In terms of the other characters, June’s boyfriend wasn’t well-developed enough for me to take his plot arc seriously. The characters introduced later on were also rather two-dimensional, their only purpose was to serve as plot devices and they all appeared to have just one or two basic characteristics – jealous, broody, pining etc etc. Although this could be explained by their background, which I won’t go into in detail because spoilers, I still didn’t feel like it was a good enough reason to not develop them a bit further especially as they’re pretty crucial to the climax. Save for Jeremiah, Delia’s ex-boyfriend, who seems to be the only character to show any genuine emotion, none of the characters felt realistic beyond walking and talking plot devices which was a huge shame.

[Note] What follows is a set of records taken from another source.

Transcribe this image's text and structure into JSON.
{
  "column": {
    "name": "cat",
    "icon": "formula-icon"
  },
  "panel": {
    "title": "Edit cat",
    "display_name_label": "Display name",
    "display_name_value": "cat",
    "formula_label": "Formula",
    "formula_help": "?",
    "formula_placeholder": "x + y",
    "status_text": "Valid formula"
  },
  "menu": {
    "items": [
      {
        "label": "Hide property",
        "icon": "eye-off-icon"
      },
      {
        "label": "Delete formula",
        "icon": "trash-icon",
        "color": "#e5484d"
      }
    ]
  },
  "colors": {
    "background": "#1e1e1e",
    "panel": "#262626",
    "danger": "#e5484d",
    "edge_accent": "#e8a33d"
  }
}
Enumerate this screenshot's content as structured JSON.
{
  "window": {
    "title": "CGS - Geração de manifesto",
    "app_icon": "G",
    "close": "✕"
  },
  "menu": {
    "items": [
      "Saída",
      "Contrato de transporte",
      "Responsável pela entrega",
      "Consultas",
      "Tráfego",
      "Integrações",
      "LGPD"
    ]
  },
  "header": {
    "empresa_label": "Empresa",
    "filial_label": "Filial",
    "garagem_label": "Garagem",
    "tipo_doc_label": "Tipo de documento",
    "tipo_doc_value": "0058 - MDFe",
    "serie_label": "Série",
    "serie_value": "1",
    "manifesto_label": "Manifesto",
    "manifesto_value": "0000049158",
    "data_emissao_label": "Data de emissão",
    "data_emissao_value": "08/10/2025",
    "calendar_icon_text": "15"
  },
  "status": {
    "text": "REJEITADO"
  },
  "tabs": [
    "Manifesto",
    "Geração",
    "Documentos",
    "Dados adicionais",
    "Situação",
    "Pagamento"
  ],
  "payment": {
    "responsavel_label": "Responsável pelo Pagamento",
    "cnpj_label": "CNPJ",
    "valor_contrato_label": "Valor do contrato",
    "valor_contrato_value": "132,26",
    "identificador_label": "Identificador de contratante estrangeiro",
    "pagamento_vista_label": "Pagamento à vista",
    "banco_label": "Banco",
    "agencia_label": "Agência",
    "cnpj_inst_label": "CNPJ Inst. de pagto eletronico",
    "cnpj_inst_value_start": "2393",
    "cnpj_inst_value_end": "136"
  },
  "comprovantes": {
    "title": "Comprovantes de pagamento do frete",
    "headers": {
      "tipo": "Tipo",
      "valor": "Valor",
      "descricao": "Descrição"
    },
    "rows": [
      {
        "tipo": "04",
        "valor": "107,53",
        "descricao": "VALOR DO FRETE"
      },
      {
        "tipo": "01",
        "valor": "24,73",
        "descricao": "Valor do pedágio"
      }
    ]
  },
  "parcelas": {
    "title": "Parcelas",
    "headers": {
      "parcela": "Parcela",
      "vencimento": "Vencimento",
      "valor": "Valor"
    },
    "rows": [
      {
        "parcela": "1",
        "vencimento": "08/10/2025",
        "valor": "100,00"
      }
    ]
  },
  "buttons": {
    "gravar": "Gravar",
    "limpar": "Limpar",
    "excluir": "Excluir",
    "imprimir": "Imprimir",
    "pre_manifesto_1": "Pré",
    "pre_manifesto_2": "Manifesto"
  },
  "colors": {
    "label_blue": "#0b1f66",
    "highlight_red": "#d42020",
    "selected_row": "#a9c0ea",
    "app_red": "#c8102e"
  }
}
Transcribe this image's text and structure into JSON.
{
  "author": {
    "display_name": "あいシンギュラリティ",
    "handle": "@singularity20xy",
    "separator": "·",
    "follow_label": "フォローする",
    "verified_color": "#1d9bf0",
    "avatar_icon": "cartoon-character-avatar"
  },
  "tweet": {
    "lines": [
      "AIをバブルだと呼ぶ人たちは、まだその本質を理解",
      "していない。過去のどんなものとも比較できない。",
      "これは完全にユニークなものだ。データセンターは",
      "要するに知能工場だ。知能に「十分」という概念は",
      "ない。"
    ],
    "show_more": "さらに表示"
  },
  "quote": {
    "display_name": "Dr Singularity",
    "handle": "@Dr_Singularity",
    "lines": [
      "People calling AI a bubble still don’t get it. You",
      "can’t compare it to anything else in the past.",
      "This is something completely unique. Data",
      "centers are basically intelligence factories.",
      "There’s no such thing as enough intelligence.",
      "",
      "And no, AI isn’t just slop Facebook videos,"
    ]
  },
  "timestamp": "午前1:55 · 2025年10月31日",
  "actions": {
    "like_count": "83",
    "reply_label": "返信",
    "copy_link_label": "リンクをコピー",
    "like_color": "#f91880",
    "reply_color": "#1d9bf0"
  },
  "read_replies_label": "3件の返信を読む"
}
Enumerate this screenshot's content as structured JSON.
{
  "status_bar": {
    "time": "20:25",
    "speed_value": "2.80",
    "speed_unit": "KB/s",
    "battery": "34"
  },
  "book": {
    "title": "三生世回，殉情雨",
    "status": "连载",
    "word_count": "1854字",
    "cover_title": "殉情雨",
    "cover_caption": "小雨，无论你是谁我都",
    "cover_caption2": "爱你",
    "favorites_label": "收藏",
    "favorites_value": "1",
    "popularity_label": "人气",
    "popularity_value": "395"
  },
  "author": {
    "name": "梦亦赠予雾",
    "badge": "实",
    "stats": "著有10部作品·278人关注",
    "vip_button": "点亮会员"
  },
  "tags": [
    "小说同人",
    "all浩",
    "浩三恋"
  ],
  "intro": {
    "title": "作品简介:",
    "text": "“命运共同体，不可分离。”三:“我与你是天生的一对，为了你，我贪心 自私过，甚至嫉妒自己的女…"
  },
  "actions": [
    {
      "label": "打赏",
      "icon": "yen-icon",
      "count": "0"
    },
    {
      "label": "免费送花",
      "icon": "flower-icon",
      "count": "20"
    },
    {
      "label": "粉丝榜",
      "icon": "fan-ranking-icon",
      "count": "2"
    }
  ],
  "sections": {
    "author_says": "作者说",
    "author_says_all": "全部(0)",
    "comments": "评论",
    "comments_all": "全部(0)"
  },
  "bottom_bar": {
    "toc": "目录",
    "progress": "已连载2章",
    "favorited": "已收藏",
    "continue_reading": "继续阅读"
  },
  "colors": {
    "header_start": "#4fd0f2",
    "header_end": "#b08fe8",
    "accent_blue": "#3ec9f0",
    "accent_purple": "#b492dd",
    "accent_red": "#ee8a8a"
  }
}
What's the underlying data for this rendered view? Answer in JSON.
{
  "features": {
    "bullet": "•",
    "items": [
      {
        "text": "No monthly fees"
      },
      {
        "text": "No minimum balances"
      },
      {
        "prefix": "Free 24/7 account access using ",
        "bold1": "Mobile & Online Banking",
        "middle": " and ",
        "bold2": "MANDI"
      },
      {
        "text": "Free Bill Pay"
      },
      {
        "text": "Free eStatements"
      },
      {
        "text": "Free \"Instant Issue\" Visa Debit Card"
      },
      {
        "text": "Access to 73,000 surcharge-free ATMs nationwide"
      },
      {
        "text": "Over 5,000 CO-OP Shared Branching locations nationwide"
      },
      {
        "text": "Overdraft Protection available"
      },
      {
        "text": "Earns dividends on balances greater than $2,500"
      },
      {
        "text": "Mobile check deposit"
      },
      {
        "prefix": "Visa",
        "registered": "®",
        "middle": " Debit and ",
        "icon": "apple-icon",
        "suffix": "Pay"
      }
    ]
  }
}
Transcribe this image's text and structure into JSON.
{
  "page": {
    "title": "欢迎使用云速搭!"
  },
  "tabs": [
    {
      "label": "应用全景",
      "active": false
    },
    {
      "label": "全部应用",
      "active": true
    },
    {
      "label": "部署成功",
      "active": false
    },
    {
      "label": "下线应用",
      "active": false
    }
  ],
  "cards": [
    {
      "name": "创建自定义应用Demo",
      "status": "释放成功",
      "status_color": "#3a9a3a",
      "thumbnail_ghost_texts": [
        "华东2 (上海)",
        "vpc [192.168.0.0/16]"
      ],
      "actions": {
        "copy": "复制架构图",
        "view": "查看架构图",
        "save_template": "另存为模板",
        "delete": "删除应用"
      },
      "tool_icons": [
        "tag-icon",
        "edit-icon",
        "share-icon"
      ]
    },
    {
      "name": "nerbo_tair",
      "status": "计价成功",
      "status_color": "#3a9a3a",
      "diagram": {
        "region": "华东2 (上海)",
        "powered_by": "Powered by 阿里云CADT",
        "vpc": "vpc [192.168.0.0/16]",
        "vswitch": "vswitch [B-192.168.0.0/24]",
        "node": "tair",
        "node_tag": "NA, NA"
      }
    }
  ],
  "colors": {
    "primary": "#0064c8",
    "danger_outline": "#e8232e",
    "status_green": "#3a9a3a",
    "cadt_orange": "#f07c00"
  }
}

The biggest let down for me was the turn the book took about mid-way. It felt a bit like a cop-out and invalidated all that had happened up to that point. And everything that happened from the point onward didn’t seem to have much substance or point – June, and the reader, were essentially just waiting around for the climax to happen and in the meantime all the characters had time to do was to indulge in some petty avoidable drama. Even still, I could’ve forgiven these issues if the twist wasn’t so guessable early on. It all got a little too far-fetched for me, and not enough was done by Weingarten to convince me to suspend my disbelief.

I had high hopes for Suicide Notes from Beautiful Girls but I was left feeling underwhelmed and a little frustrated because it had potential. The plot took some pretty huge liberties at the expense of being “twisted” and “unpredictable” and, because I couldn’t connect to the characters beyond a superficial level, it fell flat for me. Still I’ve given the book 2/5 because I did want to finish the book and because the first half wasn’t terrible.

If you’re looking for a satisfying thriller/murder mystery which deals which weaves in unreliable narrators and toxic friendships, I suggest you look no further than Dangerous Girls by Abigail Haas – one of my absolute all time favourite YA murder mystery thrillers.

Have you read Suicide Notes from Beautiful Girls? What were your thoughts on the ending? Let me know in the comments below 🙂